#### [Task objective]
Search the entries below for the string "JSON" and give the number of lines that hold it, nothing else.

[Start of section]

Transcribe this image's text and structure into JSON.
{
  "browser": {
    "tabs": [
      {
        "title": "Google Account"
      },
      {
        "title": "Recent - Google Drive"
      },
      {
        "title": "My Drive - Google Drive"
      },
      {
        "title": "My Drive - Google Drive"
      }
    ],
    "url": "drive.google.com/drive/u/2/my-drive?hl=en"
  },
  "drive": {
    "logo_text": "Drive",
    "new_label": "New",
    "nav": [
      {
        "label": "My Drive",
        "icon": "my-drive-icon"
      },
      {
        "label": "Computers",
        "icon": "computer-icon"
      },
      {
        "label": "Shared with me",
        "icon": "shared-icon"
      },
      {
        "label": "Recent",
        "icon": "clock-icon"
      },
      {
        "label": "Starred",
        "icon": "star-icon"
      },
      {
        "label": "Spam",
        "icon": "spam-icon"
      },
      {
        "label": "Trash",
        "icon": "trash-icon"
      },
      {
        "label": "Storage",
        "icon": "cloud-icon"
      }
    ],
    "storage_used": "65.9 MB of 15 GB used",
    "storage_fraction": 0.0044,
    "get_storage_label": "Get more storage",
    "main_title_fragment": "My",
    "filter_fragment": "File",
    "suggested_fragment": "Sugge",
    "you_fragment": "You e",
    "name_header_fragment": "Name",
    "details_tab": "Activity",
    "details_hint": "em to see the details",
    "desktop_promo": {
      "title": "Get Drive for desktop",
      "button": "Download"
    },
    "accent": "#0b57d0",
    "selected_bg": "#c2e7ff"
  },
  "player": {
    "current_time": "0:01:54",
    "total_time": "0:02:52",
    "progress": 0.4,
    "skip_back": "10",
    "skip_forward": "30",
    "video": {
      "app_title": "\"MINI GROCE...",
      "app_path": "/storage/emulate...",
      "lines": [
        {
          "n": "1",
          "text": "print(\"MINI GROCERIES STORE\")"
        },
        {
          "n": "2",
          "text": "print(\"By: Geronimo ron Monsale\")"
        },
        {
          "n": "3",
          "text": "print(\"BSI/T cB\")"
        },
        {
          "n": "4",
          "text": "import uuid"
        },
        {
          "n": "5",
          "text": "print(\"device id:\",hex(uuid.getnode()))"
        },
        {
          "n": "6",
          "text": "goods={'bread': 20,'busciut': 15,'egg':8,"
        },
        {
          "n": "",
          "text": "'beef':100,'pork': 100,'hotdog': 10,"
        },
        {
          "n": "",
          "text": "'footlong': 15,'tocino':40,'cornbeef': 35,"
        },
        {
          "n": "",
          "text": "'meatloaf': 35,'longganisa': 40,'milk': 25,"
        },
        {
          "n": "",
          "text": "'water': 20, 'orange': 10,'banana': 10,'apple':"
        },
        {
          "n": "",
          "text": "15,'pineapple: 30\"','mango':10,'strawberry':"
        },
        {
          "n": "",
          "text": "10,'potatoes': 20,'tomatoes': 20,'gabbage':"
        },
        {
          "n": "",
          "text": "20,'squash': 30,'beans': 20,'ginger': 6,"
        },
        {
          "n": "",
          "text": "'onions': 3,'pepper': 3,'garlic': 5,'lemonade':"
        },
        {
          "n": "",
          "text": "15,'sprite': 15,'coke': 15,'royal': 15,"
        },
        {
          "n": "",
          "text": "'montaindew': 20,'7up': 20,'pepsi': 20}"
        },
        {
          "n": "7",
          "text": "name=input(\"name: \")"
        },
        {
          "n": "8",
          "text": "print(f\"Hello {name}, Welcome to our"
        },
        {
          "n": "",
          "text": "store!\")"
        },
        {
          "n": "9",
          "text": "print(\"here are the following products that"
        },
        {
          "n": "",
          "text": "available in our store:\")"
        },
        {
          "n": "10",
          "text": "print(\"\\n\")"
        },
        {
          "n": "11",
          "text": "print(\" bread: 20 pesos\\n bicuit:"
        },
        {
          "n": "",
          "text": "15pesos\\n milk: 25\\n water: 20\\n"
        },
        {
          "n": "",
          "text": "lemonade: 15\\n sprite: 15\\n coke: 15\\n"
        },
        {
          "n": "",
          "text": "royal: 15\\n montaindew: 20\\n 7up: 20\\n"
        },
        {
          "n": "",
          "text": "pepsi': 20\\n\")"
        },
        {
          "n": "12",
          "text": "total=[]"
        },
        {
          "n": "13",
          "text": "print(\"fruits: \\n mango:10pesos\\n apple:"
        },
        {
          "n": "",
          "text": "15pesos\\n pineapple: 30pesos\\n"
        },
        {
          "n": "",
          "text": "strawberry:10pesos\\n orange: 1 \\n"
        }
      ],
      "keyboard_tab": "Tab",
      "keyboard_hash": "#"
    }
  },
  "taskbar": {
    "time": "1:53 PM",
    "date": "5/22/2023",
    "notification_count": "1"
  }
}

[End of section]
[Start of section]

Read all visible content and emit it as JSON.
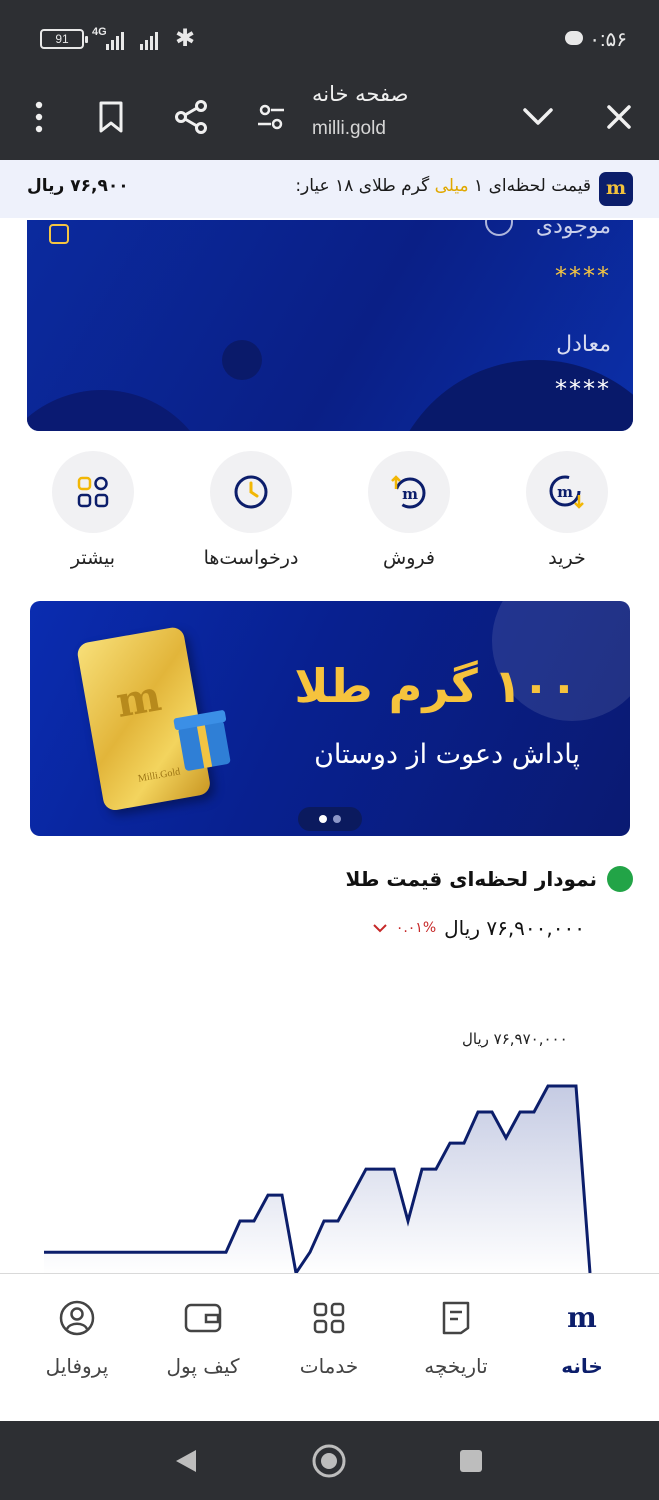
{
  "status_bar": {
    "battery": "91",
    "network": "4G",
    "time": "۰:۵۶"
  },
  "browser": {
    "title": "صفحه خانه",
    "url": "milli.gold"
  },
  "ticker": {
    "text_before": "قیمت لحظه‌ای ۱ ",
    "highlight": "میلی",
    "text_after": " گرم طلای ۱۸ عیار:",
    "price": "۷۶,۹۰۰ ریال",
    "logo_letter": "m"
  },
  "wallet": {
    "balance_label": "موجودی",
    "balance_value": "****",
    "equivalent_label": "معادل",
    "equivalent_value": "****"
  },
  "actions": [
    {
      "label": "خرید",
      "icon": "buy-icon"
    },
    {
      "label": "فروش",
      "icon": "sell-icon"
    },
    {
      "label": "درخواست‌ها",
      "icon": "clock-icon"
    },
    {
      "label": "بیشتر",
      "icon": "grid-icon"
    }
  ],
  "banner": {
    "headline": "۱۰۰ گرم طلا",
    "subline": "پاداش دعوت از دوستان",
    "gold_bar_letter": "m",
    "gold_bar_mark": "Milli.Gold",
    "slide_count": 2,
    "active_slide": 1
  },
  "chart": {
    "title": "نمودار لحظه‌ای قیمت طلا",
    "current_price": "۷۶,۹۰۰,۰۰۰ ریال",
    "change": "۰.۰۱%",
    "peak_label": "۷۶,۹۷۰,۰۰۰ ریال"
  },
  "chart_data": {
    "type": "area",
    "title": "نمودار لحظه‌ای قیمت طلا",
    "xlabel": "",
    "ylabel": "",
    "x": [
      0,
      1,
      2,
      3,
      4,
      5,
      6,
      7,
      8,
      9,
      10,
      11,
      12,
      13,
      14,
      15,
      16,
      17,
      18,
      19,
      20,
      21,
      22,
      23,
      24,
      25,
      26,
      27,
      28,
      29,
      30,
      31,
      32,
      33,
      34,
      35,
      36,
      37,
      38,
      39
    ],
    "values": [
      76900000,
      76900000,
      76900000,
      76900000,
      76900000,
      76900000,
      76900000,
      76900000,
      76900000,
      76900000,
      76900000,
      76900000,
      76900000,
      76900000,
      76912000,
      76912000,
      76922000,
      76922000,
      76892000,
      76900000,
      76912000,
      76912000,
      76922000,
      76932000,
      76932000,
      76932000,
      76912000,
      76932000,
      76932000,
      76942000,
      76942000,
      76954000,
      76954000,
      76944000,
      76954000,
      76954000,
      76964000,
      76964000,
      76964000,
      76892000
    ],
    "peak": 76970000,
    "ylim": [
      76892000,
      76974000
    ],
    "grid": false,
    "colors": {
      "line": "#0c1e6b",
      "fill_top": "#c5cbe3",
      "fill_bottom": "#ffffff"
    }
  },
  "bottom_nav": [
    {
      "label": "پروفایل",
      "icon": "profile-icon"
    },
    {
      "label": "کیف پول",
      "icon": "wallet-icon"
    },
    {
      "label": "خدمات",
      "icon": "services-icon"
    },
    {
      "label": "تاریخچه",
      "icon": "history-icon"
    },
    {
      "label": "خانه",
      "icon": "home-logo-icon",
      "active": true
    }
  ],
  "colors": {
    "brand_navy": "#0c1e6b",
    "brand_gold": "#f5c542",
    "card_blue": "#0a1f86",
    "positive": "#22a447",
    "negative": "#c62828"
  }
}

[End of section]

#### [Your response]
2